MATERIALS PROVIDED
=====
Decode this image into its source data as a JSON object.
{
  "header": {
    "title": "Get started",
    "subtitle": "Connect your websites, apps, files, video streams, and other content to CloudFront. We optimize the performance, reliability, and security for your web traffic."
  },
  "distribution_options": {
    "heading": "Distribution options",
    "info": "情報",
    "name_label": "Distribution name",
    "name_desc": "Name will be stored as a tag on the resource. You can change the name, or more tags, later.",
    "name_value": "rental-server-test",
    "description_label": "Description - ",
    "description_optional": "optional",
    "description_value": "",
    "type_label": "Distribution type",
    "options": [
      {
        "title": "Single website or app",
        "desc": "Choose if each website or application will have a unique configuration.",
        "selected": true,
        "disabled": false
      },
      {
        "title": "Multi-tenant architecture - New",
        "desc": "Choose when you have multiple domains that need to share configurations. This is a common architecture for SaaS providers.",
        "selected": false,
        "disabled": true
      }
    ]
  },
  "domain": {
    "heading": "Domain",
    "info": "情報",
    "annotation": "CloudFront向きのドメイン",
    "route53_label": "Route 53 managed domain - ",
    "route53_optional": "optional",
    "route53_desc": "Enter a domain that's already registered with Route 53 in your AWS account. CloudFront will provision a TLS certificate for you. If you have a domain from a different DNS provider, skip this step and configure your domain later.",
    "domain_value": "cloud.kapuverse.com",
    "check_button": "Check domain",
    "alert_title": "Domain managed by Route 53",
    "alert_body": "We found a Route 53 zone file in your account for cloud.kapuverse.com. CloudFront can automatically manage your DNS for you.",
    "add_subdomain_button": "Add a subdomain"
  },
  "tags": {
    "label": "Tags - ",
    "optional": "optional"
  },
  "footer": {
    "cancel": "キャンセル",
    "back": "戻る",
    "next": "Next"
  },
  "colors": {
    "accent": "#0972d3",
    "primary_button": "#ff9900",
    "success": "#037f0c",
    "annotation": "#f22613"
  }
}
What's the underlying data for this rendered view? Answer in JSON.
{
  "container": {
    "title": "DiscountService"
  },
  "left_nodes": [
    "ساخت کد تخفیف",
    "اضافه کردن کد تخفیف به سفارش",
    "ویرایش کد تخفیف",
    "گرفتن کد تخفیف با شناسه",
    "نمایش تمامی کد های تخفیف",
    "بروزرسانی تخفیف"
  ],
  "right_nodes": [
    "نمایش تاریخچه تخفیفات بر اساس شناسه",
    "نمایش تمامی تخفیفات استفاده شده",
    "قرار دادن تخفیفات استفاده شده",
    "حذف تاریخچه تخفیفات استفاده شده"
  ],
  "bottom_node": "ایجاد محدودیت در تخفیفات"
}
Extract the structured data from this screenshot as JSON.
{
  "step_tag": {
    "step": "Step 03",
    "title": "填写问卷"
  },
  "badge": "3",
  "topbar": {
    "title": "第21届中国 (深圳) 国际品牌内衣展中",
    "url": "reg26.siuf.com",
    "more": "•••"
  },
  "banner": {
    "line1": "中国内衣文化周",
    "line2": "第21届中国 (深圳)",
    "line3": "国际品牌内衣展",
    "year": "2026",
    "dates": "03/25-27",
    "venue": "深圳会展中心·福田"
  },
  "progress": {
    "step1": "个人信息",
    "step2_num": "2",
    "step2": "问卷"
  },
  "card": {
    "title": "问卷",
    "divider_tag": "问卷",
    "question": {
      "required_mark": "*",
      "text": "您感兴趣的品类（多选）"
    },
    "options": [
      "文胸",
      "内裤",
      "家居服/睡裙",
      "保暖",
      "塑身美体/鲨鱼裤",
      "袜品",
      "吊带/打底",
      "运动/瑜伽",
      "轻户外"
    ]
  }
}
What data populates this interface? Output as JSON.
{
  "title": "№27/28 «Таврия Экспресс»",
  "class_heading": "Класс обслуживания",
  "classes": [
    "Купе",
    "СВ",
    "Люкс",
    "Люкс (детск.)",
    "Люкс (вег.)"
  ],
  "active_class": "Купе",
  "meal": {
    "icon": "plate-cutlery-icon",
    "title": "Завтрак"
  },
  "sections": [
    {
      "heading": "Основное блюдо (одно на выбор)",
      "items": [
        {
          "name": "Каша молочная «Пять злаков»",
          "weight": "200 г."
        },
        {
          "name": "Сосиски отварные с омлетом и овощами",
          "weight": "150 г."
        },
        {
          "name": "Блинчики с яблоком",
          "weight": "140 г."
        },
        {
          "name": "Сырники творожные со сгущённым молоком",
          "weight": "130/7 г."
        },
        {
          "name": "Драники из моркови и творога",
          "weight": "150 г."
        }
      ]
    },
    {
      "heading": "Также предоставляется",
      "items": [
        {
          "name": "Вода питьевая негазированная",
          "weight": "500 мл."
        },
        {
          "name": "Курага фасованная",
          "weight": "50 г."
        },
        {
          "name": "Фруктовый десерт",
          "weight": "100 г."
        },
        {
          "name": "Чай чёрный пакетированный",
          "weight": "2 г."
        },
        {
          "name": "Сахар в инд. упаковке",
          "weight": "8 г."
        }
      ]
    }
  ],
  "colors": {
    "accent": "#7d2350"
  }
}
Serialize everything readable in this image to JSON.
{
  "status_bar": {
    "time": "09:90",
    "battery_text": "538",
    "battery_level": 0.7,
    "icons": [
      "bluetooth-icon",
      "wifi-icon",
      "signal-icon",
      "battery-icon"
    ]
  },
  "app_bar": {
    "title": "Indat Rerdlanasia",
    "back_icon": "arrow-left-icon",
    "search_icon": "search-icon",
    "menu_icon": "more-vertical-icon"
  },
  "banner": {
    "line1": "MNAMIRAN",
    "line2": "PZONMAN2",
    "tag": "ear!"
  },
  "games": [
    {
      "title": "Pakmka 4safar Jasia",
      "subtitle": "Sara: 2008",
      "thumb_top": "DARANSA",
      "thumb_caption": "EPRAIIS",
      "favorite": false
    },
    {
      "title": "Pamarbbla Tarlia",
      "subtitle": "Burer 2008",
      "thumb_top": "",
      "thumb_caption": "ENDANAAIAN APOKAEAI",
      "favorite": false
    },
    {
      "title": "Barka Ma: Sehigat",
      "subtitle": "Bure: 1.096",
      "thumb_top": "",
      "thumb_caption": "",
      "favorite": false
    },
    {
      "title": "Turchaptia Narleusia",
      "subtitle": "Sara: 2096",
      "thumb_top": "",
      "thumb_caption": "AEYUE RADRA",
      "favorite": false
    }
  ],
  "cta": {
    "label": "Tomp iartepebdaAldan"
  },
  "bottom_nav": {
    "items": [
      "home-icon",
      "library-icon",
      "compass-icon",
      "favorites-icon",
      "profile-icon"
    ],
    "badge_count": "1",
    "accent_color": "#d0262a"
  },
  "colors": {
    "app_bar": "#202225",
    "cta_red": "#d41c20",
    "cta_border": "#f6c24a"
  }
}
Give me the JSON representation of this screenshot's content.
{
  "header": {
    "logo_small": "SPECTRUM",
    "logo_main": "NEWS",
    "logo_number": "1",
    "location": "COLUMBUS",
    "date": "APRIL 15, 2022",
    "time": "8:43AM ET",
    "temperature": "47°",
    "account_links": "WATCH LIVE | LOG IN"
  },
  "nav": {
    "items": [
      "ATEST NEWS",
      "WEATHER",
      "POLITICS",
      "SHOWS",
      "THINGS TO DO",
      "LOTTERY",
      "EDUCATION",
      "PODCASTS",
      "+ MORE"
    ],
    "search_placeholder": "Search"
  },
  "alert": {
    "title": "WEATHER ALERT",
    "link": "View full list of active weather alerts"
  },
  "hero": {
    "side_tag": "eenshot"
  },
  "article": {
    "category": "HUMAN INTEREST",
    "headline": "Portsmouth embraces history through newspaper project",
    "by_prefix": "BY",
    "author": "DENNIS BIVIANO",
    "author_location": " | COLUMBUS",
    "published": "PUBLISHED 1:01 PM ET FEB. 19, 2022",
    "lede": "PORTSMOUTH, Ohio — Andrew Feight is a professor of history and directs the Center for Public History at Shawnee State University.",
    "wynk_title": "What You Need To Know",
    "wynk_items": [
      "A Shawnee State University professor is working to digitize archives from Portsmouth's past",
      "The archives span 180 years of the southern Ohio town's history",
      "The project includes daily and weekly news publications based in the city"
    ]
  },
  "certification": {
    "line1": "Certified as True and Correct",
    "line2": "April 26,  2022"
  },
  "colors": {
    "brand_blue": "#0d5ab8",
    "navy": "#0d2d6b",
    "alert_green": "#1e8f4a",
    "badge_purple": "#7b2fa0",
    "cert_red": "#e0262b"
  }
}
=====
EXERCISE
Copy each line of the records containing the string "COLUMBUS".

SOLUTION
    "location": "COLUMBUS",
    "author_location": " | COLUMBUS",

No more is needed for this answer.